Only lines with the word "JSON" are needed; collect each of them from the listing below.

*** Opening MATERIAL SUPPLIED ***

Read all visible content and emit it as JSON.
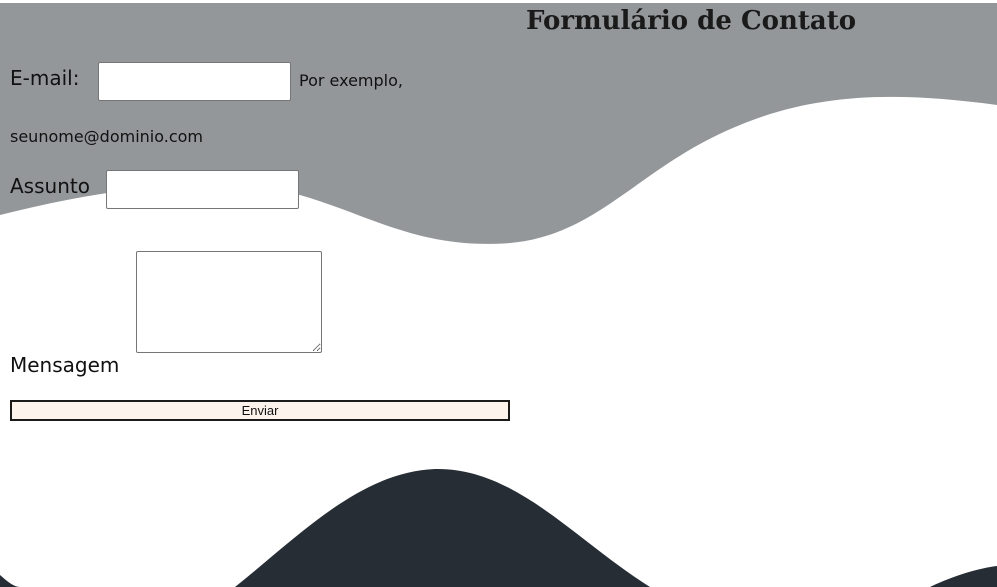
{
  "form": {
    "title": "Formulário de Contato",
    "email_label": "E-mail:",
    "email_value": "",
    "email_hint_line1": "Por exemplo,",
    "email_hint_line2": "seunome@dominio.com",
    "subject_label": "Assunto",
    "subject_value": "",
    "message_label": "Mensagem",
    "message_value": "",
    "submit_label": "Enviar"
  },
  "colors": {
    "top_wave": "#939799",
    "bottom_wave": "#272d35",
    "background": "#ffffff",
    "button_bg": "#fcf3ec"
  }
}
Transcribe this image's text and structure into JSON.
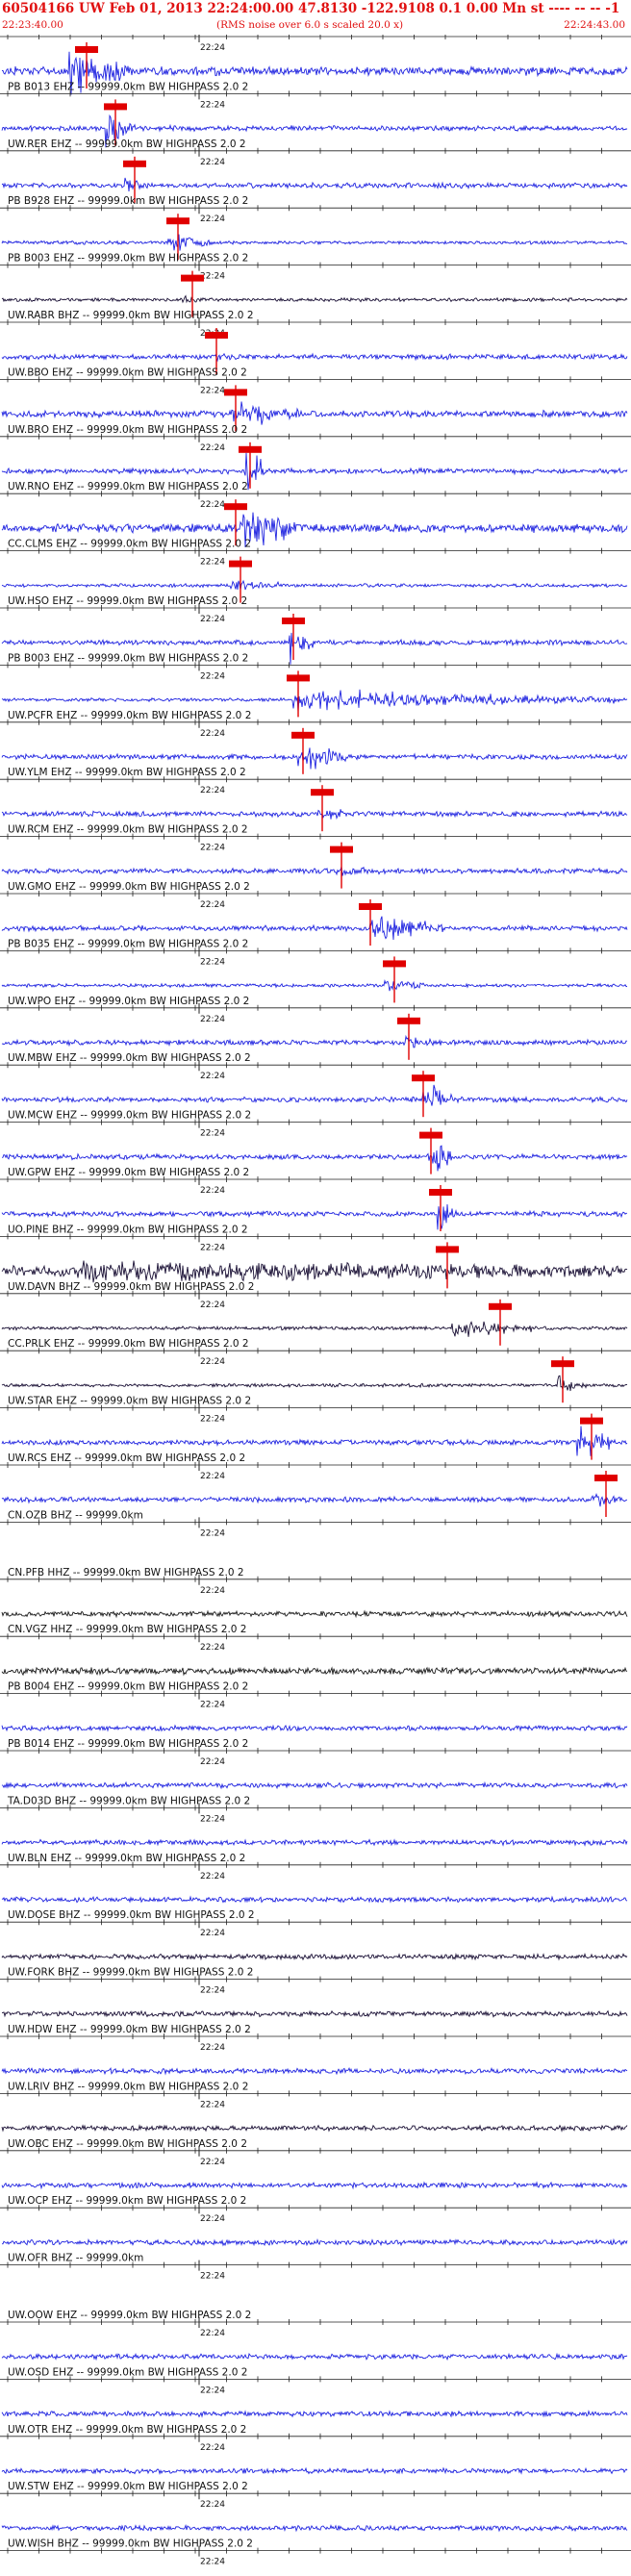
{
  "header": {
    "title": "60504166 UW Feb 01, 2013 22:24:00.00   47.8130 -122.9108  0.1 0.00 Mn st ---- -- -- -1",
    "start_time": "22:23:40.00",
    "noise_note": "(RMS noise over 6.0 s scaled 20.0 x)",
    "end_time": "22:24:43.00"
  },
  "tick_time_label": "22:24",
  "colors": {
    "trace_blue": "#1f23e0",
    "trace_dark": "#1a1035",
    "trace_black": "#1c1c1c",
    "pick_marker": "#e00000",
    "header_text": "#e01010"
  },
  "traces": [
    {
      "label": "",
      "color": "blue",
      "amp": 5,
      "burst": [
        70,
        140,
        26
      ],
      "pick": 90
    },
    {
      "label": "PB B013 EHZ -- 99999.0km BW  HIGHPASS  2.0  2",
      "color": "blue",
      "amp": 3,
      "burst": [
        110,
        140,
        20
      ],
      "pick": 120
    },
    {
      "label": "UW.RER EHZ -- 99999.0km BW  HIGHPASS  2.0  2",
      "color": "blue",
      "amp": 3,
      "burst": [
        130,
        150,
        10
      ],
      "pick": 140
    },
    {
      "label": "PB B928 EHZ -- 99999.0km BW  HIGHPASS  2.0  2",
      "color": "blue",
      "amp": 2,
      "burst": [
        175,
        220,
        12
      ],
      "pick": 185
    },
    {
      "label": "PB B003 EHZ -- 99999.0km BW  HIGHPASS  2.0  2",
      "color": "dark",
      "amp": 2,
      "burst": [
        190,
        220,
        6
      ],
      "pick": 200
    },
    {
      "label": "UW.RABR BHZ -- 99999.0km BW  HIGHPASS  2.0  2",
      "color": "blue",
      "amp": 3,
      "burst": [
        220,
        250,
        4
      ],
      "pick": 225
    },
    {
      "label": "UW.BBO EHZ -- 99999.0km BW  HIGHPASS  2.0  2",
      "color": "blue",
      "amp": 4,
      "burst": [
        240,
        310,
        16
      ],
      "pick": 245
    },
    {
      "label": "UW.BRO EHZ -- 99999.0km BW  HIGHPASS  2.0  2",
      "color": "blue",
      "amp": 3,
      "burst": [
        255,
        280,
        26
      ],
      "pick": 260
    },
    {
      "label": "UW.RNO EHZ -- 99999.0km BW  HIGHPASS  2.0  2",
      "color": "blue",
      "amp": 5,
      "burst": [
        250,
        310,
        30
      ],
      "pick": 245
    },
    {
      "label": "CC.CLMS EHZ -- 99999.0km BW  HIGHPASS  2.0  2",
      "color": "blue",
      "amp": 2,
      "burst": [
        240,
        290,
        8
      ],
      "pick": 250
    },
    {
      "label": "UW.HSO EHZ -- 99999.0km BW  HIGHPASS  2.0  2",
      "color": "blue",
      "amp": 3,
      "burst": [
        300,
        325,
        26
      ],
      "pick": 305
    },
    {
      "label": "PB B003 EHZ -- 99999.0km BW  HIGHPASS  2.0  2",
      "color": "blue",
      "amp": 2,
      "burst": [
        305,
        640,
        12
      ],
      "pick": 310
    },
    {
      "label": "UW.PCFR EHZ -- 99999.0km BW  HIGHPASS  2.0  2",
      "color": "blue",
      "amp": 3,
      "burst": [
        310,
        360,
        20
      ],
      "pick": 315
    },
    {
      "label": "UW.YLM EHZ -- 99999.0km BW  HIGHPASS  2.0  2",
      "color": "blue",
      "amp": 3,
      "burst": [
        330,
        360,
        8
      ],
      "pick": 335
    },
    {
      "label": "UW.RCM EHZ -- 99999.0km BW  HIGHPASS  2.0  2",
      "color": "blue",
      "amp": 3,
      "burst": [
        350,
        380,
        8
      ],
      "pick": 355
    },
    {
      "label": "UW.GMO EHZ -- 99999.0km BW  HIGHPASS  2.0  2",
      "color": "blue",
      "amp": 3,
      "burst": [
        385,
        460,
        18
      ],
      "pick": 385
    },
    {
      "label": "PB B035 EHZ -- 99999.0km BW  HIGHPASS  2.0  2",
      "color": "blue",
      "amp": 2,
      "burst": [
        400,
        440,
        6
      ],
      "pick": 410
    },
    {
      "label": "UW.WPO EHZ -- 99999.0km BW  HIGHPASS  2.0  2",
      "color": "blue",
      "amp": 3,
      "burst": [
        420,
        460,
        8
      ],
      "pick": 425
    },
    {
      "label": "UW.MBW EHZ -- 99999.0km BW  HIGHPASS  2.0  2",
      "color": "blue",
      "amp": 3,
      "burst": [
        440,
        470,
        26
      ],
      "pick": 440
    },
    {
      "label": "UW.MCW EHZ -- 99999.0km BW  HIGHPASS  2.0  2",
      "color": "blue",
      "amp": 3,
      "burst": [
        445,
        470,
        28
      ],
      "pick": 448
    },
    {
      "label": "UW.GPW EHZ -- 99999.0km BW  HIGHPASS  2.0  2",
      "color": "blue",
      "amp": 3,
      "burst": [
        455,
        475,
        26
      ],
      "pick": 458
    },
    {
      "label": "UO.PINE BHZ -- 99999.0km BW  HIGHPASS  2.0  2",
      "color": "dark",
      "amp": 6,
      "burst": [
        80,
        640,
        10
      ],
      "pick": 465
    },
    {
      "label": "UW.DAVN BHZ -- 99999.0km BW  HIGHPASS  2.0  2",
      "color": "dark",
      "amp": 2,
      "burst": [
        470,
        560,
        12
      ],
      "pick": 520
    },
    {
      "label": "CC.PRLK EHZ -- 99999.0km BW  HIGHPASS  2.0  2",
      "color": "dark",
      "amp": 2,
      "burst": [
        580,
        610,
        14
      ],
      "pick": 585
    },
    {
      "label": "UW.STAR EHZ -- 99999.0km BW  HIGHPASS  2.0  2",
      "color": "blue",
      "amp": 3,
      "burst": [
        600,
        640,
        18
      ],
      "pick": 615
    },
    {
      "label": "UW.RCS EHZ -- 99999.0km BW  HIGHPASS  2.0  2",
      "color": "blue",
      "amp": 3,
      "burst": [
        615,
        640,
        8
      ],
      "pick": 630
    },
    {
      "label": "CN.OZB BHZ -- 99999.0km",
      "color": "blue",
      "amp": 0,
      "burst": null,
      "pick": null
    },
    {
      "label": "CN.PFB HHZ -- 99999.0km BW  HIGHPASS  2.0  2",
      "color": "black",
      "amp": 3,
      "burst": null,
      "pick": null
    },
    {
      "label": "CN.VGZ HHZ -- 99999.0km BW  HIGHPASS  2.0  2",
      "color": "black",
      "amp": 4,
      "burst": null,
      "pick": null
    },
    {
      "label": "PB B004 EHZ -- 99999.0km BW  HIGHPASS  2.0  2",
      "color": "blue",
      "amp": 3,
      "burst": null,
      "pick": null
    },
    {
      "label": "PB B014 EHZ -- 99999.0km BW  HIGHPASS  2.0  2",
      "color": "blue",
      "amp": 3,
      "burst": null,
      "pick": null
    },
    {
      "label": "TA.D03D BHZ -- 99999.0km BW  HIGHPASS  2.0  2",
      "color": "blue",
      "amp": 3,
      "burst": null,
      "pick": null
    },
    {
      "label": "UW.BLN EHZ -- 99999.0km BW  HIGHPASS  2.0  2",
      "color": "blue",
      "amp": 3,
      "burst": null,
      "pick": null
    },
    {
      "label": "UW.DOSE BHZ -- 99999.0km BW  HIGHPASS  2.0  2",
      "color": "dark",
      "amp": 3,
      "burst": null,
      "pick": null
    },
    {
      "label": "UW.FORK BHZ -- 99999.0km BW  HIGHPASS  2.0  2",
      "color": "dark",
      "amp": 3,
      "burst": null,
      "pick": null
    },
    {
      "label": "UW.HDW EHZ -- 99999.0km BW  HIGHPASS  2.0  2",
      "color": "blue",
      "amp": 3,
      "burst": null,
      "pick": null
    },
    {
      "label": "UW.LRIV BHZ -- 99999.0km BW  HIGHPASS  2.0  2",
      "color": "dark",
      "amp": 3,
      "burst": null,
      "pick": null
    },
    {
      "label": "UW.OBC EHZ -- 99999.0km BW  HIGHPASS  2.0  2",
      "color": "blue",
      "amp": 3,
      "burst": null,
      "pick": null
    },
    {
      "label": "UW.OCP EHZ -- 99999.0km BW  HIGHPASS  2.0  2",
      "color": "blue",
      "amp": 3,
      "burst": null,
      "pick": null
    },
    {
      "label": "UW.OFR BHZ -- 99999.0km",
      "color": "blue",
      "amp": 0,
      "burst": null,
      "pick": null
    },
    {
      "label": "UW.OOW EHZ -- 99999.0km BW  HIGHPASS  2.0  2",
      "color": "blue",
      "amp": 3,
      "burst": null,
      "pick": null
    },
    {
      "label": "UW.OSD EHZ -- 99999.0km BW  HIGHPASS  2.0  2",
      "color": "blue",
      "amp": 3,
      "burst": null,
      "pick": null
    },
    {
      "label": "UW.OTR EHZ -- 99999.0km BW  HIGHPASS  2.0  2",
      "color": "blue",
      "amp": 3,
      "burst": null,
      "pick": null
    },
    {
      "label": "UW.STW EHZ -- 99999.0km BW  HIGHPASS  2.0  2",
      "color": "blue",
      "amp": 3,
      "burst": null,
      "pick": null
    },
    {
      "label": "UW.WISH BHZ -- 99999.0km BW  HIGHPASS  2.0  2",
      "color": "blue",
      "amp": 3,
      "burst": null,
      "pick": null
    }
  ]
}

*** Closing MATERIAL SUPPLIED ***

* [RESULT]:
Read all visible content and emit it as JSON.
Transcribe this image's text and structure into JSON.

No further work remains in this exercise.